    I am not a will not marry again person actually and I do like men and I might end up with someone but I don’t regard not being part of a couple as a negative or bad thing. There are huge positives in it, many many of them every day.

  • Hi Plankton, got here via Mrs T/Waffle…wonderful blog. You’ve made me laugh reading your old posts far too much to be categorised as a misery blog…but do get the lonely bits too. Like to think I Get It.

  • Observer says:

    I’m very happily married, after having been single for a long while and very much remember how difficult it was to be single. I have a friend in her early forties, divorced about 10 years w/ ex having cheated on her, and empathized w/ her to the hilt. Problem is, I don’t think it’s the ‘healthy’ loneliness and frustration that mid-aged singles understandably feel. I believe she has borderline personality disorder, a walking textbook case who needs to be on meds and intense therapy, using this the notion of a dream man to come and save her from her misery. What to do in such a situation? She seems to use the lack of a man as an excuse to not see her true affliction, i.e., mental illness.

    Sorry if this seems to come out of nowhere, but as a married woman, I am truly empathetic to my single women friends’ plight and appreciate Ms. Plankton for her extremely mentally healthy honesty, and those of the various commenters here.

  • rayr says:

    I get it. Single- mother- editor- independent. Thank you for the honesty,

  • plumgrape says:

    Interesting, truth and honesty may be women “spin” as Plankton has so well described, but then that makes them no different to men in that respect. Whydo I feel so many men are being and have been criticized for the same thing? The problem is honesty. Perhaps honesty is relative. If I tell a woman I love that I am not available because I must see someone else for a weekend why must I be punished or frozen out and then where is the discussion? Perhaps the truth is that Plankton is still married, in heart, mind or soul. After all she has the children! How can she loose?

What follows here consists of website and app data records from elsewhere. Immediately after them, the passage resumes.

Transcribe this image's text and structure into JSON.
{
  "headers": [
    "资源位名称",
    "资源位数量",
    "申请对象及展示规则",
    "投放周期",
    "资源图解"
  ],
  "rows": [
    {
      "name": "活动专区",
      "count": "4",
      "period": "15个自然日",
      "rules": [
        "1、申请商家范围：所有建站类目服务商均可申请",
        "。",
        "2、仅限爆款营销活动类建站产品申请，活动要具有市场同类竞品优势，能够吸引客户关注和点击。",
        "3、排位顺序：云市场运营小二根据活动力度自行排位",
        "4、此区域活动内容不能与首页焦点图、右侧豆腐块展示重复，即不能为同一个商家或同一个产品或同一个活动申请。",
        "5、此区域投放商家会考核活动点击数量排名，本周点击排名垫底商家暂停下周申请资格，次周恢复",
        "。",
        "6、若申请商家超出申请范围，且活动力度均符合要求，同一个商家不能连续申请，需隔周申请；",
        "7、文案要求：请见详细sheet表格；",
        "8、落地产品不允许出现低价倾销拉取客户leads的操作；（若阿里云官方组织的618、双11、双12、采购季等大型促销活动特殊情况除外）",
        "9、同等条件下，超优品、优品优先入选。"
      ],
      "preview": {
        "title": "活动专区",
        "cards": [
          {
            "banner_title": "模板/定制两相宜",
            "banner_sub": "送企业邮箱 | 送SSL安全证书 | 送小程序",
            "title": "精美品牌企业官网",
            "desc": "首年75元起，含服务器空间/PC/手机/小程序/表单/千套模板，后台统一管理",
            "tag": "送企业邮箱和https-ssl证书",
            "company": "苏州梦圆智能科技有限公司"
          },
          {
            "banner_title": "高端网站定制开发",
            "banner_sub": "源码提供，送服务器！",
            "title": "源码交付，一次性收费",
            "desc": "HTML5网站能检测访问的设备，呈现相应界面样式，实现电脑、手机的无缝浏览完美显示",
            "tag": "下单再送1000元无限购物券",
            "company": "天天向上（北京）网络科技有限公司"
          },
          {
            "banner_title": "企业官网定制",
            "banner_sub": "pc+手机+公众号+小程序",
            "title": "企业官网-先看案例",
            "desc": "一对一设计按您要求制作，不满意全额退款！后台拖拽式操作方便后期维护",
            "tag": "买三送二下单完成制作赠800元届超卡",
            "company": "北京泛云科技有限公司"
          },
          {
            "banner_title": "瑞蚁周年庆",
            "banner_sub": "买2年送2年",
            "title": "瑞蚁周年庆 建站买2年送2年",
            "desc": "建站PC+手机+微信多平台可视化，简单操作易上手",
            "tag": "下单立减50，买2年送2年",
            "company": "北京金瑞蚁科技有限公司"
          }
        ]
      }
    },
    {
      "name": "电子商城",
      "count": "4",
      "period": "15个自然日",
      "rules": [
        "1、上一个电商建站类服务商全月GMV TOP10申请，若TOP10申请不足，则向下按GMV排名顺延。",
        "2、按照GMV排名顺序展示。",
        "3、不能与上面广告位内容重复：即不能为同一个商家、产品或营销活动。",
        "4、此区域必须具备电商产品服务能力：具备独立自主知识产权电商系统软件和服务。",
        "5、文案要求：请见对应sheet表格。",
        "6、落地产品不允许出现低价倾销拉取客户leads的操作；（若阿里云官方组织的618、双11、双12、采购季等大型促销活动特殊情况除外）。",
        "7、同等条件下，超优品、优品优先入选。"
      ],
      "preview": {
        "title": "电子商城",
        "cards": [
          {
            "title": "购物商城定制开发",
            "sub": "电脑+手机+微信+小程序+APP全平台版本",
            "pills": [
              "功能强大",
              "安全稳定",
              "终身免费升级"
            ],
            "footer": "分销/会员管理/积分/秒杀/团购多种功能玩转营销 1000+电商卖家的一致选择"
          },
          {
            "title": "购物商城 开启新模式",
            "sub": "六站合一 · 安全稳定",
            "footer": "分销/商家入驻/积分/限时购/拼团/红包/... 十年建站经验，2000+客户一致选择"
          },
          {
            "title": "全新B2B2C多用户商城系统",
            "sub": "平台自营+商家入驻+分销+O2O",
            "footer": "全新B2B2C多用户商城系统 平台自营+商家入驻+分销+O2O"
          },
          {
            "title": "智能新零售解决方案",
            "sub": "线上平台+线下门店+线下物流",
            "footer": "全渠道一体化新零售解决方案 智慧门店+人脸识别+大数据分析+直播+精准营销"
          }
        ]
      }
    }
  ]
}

Leave a Reply

Fill in your details below or click an icon to log in: Logo

You are commenting using your account. Log Out /  Change )

Google+ photo

You are commenting using your Google+ account. Log Out /  Change )

Twitter picture

You are commenting using your Twitter account. Log Out /  Change )

Facebook photo

You are commenting using your Facebook account. Log Out /  Change )


Connecting to %s

What’s this?

You are currently reading Married People Just Don’t Get It at The Plankton.


%d bloggers like this: